• **Raw data**:
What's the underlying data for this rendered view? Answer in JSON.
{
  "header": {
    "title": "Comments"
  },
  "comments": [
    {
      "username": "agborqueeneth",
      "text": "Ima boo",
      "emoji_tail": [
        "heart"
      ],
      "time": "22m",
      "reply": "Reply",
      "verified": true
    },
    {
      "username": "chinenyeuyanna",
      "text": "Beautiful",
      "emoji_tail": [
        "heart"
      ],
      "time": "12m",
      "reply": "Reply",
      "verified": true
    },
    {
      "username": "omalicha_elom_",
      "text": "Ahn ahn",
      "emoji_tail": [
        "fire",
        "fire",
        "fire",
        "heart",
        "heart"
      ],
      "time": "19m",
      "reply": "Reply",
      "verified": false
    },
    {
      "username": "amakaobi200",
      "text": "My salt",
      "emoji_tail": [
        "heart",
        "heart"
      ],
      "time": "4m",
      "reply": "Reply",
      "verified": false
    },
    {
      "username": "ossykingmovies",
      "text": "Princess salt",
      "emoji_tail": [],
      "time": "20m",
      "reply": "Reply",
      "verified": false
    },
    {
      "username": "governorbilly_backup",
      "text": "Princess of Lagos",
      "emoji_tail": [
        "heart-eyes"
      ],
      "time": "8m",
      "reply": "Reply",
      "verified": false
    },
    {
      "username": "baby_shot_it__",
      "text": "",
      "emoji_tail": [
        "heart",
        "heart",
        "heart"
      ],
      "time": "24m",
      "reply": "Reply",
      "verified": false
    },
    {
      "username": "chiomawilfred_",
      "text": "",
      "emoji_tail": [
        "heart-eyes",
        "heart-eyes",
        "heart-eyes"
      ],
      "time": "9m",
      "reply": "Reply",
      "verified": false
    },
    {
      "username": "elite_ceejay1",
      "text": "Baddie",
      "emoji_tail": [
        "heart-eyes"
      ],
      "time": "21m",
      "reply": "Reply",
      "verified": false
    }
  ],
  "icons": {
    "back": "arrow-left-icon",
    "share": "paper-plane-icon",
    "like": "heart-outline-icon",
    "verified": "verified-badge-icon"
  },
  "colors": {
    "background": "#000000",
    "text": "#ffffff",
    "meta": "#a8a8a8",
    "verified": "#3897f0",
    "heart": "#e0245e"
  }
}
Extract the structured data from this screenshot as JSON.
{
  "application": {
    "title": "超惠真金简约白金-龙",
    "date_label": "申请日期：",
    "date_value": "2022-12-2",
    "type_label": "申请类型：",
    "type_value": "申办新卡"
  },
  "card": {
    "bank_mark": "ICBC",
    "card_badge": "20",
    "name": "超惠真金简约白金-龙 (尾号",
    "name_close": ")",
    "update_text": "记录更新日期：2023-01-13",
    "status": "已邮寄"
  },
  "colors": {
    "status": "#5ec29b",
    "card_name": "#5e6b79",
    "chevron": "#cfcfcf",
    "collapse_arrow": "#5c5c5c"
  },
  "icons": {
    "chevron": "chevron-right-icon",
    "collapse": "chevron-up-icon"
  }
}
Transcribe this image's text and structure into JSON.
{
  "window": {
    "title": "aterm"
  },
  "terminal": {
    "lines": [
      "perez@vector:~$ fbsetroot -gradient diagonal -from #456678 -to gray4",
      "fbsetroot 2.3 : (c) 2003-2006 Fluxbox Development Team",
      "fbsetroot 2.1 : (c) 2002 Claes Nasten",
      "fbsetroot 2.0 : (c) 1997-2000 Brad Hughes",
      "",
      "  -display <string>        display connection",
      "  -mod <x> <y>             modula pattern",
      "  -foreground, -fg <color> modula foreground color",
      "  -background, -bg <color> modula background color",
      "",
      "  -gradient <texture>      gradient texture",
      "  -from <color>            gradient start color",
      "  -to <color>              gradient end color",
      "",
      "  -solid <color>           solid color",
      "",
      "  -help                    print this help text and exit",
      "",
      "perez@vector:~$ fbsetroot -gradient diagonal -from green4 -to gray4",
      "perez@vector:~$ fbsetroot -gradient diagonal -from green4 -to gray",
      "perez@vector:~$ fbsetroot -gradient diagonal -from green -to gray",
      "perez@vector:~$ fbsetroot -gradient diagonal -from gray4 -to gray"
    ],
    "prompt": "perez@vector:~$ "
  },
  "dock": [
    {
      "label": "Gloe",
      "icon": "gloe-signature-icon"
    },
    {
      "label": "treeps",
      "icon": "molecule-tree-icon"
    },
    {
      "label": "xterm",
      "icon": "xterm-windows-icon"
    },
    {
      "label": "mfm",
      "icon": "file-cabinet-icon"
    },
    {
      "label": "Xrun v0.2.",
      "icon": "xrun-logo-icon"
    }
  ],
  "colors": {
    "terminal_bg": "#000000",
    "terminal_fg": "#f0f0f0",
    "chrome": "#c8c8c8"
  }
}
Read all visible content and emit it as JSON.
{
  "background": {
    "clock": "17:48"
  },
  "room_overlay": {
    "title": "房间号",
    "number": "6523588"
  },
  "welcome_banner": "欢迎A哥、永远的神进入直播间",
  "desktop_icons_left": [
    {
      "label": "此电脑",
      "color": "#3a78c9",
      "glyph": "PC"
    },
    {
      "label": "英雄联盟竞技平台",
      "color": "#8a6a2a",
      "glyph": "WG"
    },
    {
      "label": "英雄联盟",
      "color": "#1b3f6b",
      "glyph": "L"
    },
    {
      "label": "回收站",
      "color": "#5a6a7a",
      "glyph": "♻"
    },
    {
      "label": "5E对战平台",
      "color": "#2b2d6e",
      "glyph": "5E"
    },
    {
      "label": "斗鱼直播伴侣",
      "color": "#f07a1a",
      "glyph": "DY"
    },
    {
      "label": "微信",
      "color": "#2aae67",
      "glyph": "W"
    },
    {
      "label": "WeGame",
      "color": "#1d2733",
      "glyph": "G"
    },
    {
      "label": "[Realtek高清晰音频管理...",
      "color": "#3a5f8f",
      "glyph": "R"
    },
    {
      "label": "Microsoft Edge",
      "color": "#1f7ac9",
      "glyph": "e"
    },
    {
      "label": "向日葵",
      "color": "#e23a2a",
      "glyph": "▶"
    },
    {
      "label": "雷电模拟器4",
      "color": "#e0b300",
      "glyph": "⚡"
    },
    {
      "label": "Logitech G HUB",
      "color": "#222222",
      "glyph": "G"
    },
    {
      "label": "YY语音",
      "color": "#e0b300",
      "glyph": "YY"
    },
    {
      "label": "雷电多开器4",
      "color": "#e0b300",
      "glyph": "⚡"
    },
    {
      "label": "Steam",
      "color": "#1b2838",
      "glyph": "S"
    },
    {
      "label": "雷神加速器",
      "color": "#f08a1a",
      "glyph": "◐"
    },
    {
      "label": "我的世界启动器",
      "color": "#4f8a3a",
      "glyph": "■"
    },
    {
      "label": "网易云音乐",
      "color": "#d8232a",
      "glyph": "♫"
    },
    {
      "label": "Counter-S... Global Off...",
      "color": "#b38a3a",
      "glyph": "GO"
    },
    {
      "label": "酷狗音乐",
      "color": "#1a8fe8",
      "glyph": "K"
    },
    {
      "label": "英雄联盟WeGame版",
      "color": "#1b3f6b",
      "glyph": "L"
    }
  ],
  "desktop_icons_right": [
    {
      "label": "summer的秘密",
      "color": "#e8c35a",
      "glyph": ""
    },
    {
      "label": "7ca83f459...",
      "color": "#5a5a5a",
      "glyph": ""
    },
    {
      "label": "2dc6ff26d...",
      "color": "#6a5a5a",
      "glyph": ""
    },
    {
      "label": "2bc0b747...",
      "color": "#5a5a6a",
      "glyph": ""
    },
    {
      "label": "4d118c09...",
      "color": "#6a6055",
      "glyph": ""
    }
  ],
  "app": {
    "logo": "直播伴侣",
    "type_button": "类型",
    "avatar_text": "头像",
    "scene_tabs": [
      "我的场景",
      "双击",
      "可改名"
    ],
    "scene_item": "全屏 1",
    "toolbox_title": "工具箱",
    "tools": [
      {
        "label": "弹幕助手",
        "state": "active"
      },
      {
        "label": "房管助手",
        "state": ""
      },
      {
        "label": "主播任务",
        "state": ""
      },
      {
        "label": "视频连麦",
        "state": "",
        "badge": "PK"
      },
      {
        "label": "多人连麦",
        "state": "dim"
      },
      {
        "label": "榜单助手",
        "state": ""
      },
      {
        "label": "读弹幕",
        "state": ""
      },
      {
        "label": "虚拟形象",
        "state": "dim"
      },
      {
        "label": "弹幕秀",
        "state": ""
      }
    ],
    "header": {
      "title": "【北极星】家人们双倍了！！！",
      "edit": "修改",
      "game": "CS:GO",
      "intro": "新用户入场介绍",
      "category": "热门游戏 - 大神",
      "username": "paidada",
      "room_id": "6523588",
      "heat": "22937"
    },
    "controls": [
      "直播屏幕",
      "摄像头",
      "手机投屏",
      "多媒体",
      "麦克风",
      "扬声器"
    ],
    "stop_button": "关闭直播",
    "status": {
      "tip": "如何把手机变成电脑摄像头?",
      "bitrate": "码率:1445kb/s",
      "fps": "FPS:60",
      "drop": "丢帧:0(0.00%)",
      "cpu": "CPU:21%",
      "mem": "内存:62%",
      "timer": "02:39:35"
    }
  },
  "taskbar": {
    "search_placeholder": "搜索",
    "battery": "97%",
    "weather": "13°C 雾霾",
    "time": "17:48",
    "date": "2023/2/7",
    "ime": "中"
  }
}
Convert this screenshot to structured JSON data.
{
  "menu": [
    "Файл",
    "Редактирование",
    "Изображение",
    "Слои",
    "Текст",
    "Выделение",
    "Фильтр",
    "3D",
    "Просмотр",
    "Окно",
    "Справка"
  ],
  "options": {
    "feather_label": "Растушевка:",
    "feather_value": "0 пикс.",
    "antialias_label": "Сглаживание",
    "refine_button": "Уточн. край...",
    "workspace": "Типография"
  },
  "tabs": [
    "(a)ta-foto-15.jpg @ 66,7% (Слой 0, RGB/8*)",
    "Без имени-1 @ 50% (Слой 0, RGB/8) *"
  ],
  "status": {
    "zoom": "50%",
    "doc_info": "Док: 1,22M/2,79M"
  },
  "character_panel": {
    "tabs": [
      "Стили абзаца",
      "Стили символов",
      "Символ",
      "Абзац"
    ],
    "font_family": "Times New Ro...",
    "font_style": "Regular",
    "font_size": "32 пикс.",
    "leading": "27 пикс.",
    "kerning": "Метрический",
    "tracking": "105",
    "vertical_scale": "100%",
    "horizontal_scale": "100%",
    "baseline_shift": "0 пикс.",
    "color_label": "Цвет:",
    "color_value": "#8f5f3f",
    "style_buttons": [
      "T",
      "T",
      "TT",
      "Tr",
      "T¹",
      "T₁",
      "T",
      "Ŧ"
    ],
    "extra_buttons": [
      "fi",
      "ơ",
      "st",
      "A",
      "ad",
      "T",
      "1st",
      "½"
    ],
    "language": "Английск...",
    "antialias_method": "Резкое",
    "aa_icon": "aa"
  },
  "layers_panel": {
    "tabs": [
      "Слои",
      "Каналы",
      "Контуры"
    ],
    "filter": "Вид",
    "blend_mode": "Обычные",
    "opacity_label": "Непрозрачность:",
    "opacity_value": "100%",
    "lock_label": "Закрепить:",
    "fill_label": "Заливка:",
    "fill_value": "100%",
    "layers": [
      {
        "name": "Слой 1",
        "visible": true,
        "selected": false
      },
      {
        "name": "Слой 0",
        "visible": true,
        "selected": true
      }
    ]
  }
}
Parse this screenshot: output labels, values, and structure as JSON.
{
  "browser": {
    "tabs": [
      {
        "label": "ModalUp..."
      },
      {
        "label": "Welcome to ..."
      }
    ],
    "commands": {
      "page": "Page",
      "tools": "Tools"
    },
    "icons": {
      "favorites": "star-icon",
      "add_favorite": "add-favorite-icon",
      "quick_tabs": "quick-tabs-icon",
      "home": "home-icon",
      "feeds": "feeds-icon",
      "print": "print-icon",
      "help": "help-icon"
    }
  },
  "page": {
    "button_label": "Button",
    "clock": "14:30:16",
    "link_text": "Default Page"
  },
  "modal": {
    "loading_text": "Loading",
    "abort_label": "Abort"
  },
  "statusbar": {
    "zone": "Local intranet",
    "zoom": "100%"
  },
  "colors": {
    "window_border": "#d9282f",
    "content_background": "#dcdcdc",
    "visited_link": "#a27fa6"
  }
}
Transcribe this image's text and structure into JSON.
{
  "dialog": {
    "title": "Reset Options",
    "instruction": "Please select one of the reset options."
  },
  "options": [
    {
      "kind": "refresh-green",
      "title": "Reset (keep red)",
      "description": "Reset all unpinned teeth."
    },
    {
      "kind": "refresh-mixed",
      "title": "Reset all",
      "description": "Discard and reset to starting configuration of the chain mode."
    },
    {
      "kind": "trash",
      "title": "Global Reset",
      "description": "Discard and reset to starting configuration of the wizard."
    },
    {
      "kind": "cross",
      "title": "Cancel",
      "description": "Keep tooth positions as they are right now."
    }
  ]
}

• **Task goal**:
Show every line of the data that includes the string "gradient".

• **Response**:
      "perez@vector:~$ fbsetroot -gradient diagonal -from #456678 -to gray4",
      "  -gradient <texture>      gradient texture",
      "  -from <color>            gradient start color",
      "  -to <color>              gradient end color",
      "perez@vector:~$ fbsetroot -gradient diagonal -from green4 -to gray4",
      "perez@vector:~$ fbsetroot -gradient diagonal -from green4 -to gray",
      "perez@vector:~$ fbsetroot -gradient diagonal -from green -to gray",
      "perez@vector:~$ fbsetroot -gradient diagonal -from gray4 -to gray"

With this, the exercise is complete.